Al continued to tour with Return to Forever until they disbanded in 1976, and played on three studio albums, including the Grammy winning “No Mystery” and fusion landmark “Romantic Warrior.” Since then Al began his solo career which has spanned over four decades and a variety of musical landscapes. His second solo album, “Elegant Gypsy,” celebrates its 40th anniversary this year, and has received multiple awards for its ambitious guitar work.
No stranger to the acoustic guitar, Al joined fellow guitar icons John McLaughlin and Paco De Lucia in 1980. Recording “Friday Night in San Francisco” which sold over four million copies, the group toured extensively until 1983. He has also collaborated with other music giants, including Stevie Wonder, Lenny White, Paul Simon, Manuel Barrueco and Jimmy Page.
“When you play with players of a high level whatever you have inside you comes out faster,” says Al. “Your conversations have to be intelligent musically, and I come from a percussion world in the way I approach the guitar. My emphasis on providing strength of time, so that I can syncopate against it, is not something very ‘guitaristic’, but it is needed for what I do.”
Al attributes much of his style to the playing of other musicians and instruments. “I actually started on accordion,” laughs Al. “Accordion music was very corny when I was kid, so I didn’t last very long taking lessons. with that, but the sound is a very reminiscing type of sound. It’s a very vocal like and sentiment exhibiting type of instrument.”

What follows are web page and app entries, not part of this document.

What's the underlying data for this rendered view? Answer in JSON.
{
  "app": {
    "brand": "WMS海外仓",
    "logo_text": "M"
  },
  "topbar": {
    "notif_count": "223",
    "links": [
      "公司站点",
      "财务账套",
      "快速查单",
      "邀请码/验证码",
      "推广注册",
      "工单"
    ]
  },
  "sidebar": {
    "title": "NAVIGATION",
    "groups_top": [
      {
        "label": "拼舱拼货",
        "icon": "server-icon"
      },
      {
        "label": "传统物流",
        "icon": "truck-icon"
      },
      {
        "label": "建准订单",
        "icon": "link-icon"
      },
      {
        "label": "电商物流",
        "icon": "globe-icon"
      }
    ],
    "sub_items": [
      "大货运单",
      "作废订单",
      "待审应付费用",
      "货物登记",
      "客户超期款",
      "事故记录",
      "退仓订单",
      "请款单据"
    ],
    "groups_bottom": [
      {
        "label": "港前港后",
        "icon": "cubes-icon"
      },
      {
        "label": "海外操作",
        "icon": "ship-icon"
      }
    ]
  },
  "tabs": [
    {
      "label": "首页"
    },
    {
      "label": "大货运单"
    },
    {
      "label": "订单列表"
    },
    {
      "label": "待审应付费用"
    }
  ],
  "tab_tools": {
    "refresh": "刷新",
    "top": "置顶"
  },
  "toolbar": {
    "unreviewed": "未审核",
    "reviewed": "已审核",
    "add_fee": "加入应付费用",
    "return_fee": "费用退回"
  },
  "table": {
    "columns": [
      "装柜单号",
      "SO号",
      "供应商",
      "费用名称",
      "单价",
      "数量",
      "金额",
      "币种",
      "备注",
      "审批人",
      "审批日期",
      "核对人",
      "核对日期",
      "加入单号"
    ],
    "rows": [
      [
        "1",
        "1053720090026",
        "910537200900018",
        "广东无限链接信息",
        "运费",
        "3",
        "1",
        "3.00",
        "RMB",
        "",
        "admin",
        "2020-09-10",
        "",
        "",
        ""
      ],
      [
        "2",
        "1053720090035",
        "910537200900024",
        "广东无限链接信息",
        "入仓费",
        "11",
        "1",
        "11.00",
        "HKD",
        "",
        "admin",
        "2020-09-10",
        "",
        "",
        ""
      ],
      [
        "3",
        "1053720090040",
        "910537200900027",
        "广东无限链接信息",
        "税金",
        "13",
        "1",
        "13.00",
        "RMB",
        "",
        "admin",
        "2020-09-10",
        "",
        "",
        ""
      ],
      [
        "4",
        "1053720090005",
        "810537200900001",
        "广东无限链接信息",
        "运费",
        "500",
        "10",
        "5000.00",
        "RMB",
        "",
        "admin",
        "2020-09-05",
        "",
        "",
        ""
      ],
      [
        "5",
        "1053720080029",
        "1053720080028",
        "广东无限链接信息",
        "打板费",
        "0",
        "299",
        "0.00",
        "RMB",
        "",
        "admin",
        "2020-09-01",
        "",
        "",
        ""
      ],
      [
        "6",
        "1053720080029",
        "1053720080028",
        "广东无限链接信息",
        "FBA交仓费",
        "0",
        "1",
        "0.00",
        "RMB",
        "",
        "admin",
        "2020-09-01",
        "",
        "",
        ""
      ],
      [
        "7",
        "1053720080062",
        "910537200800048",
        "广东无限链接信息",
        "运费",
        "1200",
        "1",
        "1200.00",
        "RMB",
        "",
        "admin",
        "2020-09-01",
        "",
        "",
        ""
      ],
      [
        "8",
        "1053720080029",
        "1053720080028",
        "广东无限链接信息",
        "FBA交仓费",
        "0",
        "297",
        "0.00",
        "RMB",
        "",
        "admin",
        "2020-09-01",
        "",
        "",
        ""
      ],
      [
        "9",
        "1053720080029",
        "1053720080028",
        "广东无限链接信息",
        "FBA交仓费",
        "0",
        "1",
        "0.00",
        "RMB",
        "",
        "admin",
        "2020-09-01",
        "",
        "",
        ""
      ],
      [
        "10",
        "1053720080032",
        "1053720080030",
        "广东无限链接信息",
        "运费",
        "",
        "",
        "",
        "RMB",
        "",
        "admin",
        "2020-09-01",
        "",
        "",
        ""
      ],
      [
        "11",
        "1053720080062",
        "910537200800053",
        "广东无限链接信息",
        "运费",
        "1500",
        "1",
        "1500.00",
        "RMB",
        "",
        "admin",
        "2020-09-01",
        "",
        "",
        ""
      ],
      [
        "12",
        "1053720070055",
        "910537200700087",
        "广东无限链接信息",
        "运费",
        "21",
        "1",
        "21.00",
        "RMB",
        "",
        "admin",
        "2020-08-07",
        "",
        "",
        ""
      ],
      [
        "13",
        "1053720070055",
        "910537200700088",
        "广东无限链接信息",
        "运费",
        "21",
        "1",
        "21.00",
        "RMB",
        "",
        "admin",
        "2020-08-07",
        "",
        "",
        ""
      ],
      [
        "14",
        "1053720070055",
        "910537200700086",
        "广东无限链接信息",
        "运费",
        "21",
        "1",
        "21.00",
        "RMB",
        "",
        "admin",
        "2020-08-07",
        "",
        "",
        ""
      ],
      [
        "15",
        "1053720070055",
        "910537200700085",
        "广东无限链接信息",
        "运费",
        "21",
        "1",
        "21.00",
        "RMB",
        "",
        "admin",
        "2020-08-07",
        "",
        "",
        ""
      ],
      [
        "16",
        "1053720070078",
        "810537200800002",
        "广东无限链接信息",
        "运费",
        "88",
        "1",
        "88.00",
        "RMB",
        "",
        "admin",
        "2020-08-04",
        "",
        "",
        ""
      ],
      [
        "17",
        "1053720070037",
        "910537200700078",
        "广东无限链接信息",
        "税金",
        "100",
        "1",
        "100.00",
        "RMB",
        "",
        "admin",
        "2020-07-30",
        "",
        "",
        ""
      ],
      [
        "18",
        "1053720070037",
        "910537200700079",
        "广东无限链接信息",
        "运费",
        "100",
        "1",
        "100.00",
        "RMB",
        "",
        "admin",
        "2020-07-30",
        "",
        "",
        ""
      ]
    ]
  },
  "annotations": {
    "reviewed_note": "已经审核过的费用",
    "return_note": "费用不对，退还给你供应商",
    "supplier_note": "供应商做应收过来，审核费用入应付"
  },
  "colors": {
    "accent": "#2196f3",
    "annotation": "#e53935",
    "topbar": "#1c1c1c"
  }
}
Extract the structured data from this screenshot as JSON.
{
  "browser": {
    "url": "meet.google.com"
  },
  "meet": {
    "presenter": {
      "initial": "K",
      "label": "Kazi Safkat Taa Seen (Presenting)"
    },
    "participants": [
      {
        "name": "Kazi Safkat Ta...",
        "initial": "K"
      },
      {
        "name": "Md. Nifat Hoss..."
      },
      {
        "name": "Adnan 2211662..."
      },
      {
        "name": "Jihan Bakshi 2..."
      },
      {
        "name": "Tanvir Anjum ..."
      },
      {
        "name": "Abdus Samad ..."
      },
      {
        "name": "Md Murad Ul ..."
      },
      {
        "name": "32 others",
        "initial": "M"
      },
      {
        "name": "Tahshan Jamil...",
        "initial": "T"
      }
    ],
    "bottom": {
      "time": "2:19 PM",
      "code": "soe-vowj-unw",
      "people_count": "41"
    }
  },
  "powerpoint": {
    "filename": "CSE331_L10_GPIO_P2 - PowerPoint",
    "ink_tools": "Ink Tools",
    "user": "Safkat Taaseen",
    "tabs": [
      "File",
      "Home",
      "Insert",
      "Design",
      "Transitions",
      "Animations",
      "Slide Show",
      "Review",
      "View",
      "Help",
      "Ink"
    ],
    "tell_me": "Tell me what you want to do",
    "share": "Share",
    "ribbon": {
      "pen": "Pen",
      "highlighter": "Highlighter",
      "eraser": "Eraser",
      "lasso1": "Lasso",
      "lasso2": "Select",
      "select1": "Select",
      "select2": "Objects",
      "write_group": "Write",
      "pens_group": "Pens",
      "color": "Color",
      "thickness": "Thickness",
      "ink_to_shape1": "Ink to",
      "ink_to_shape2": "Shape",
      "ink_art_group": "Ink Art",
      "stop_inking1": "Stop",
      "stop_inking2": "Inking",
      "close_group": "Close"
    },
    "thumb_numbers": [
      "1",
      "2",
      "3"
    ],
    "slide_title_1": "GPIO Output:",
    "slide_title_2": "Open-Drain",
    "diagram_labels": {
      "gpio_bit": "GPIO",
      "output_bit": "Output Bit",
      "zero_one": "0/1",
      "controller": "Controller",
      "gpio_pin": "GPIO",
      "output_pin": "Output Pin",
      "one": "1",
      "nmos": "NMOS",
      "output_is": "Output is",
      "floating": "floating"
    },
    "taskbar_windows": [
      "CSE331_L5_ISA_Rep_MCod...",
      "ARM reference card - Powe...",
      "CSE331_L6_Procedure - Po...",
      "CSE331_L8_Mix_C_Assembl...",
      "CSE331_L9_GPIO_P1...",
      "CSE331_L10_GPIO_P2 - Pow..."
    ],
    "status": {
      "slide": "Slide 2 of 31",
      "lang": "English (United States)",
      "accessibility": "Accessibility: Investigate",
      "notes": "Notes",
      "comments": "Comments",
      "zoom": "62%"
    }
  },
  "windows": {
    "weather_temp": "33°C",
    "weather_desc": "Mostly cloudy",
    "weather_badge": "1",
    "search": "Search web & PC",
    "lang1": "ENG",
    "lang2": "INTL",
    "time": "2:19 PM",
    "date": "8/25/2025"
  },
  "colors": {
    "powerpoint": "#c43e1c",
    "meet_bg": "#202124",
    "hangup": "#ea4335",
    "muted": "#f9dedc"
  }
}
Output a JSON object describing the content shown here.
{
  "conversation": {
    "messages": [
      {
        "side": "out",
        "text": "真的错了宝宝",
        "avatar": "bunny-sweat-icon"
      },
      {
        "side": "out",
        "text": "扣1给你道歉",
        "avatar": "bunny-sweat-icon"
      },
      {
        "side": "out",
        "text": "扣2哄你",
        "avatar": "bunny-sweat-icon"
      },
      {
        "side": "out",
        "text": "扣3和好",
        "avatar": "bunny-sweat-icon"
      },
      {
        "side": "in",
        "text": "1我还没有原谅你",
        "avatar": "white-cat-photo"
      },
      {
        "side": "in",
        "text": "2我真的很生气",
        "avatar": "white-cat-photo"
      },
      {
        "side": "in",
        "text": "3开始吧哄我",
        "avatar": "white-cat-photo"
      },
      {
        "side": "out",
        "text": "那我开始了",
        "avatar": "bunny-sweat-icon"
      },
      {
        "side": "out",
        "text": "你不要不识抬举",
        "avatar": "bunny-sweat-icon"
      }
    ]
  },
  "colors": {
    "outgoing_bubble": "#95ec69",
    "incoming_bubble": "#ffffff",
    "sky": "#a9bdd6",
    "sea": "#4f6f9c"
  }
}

He talks about how the great tango composer Astor Piazzolla inspired him on the bandoneon, a cousin to the accordion. “Fusion music was really more about excitement, more cerebral, and about certain elements that really didn’t go close to the heart, whereas his [Piazzolla] music was all the elements of complexity and harmony and difficult passages, but at the same time it had the ability to make you cry.” Al goes on to say, “It was so beefed it hit your heart, and for me that would be the thing I thought was lacking in jazz music. And what I only hope to inspire in music, or obtain elements of, is from that exploration of Piazzolla.”
Another inspiration to Al is former bandmate Chick Corea. “I had tremendous respect for him, every aspect of his playing is phenomenal.” He mentions how important it was to play with with such a well versed musician. “Really the best players have the best articulation, like Steve Gadd on drums and Chick on piano. They were all really inspiring because they were strong players and there were no weaknesses involved. The articulation and phrasing, and the ability to play against the time, provided enough influence and desire to take whatever I was doing to the next level.”
In terms of his own compositions, Al tends to play with natural tendencies of instruments. “Obviously the electric electric guitar has a more singing ability to sustain which is more vocal like, where the acoustic has a shorter duration of sustain, but each has it’s different qualities that are positives. However I think that the sound of the electric guitar automatically puts into a ‘rock’ thing.” Al then says, “I can play the same thing on acoustic guitar, and because of the sound of the acoustic guitar you can call it something different. It’s really the sounds of the instrument that throws it into a category, as opposed to the actual music throwing it into a category.”
Al Di Meola has reached such a pedigree of playing that awards seem to flock to him. He has won Best Jazz Guitarist in Guitar Player Magazine five times, including other awards for his acoustic guitar and studio work. He’s even been honored with the Miles Davis award, an award for musicians who have helped jazz grow as a genre, while maintaining a large audience.
Currently on tour to promote his latest album “Elysium,” Al will be playing the Carolina Theater of Durham on Tuesday, February 7. The evening will include music from ranging from his early work, to his latest releases. It promises to make for an electrifying evening.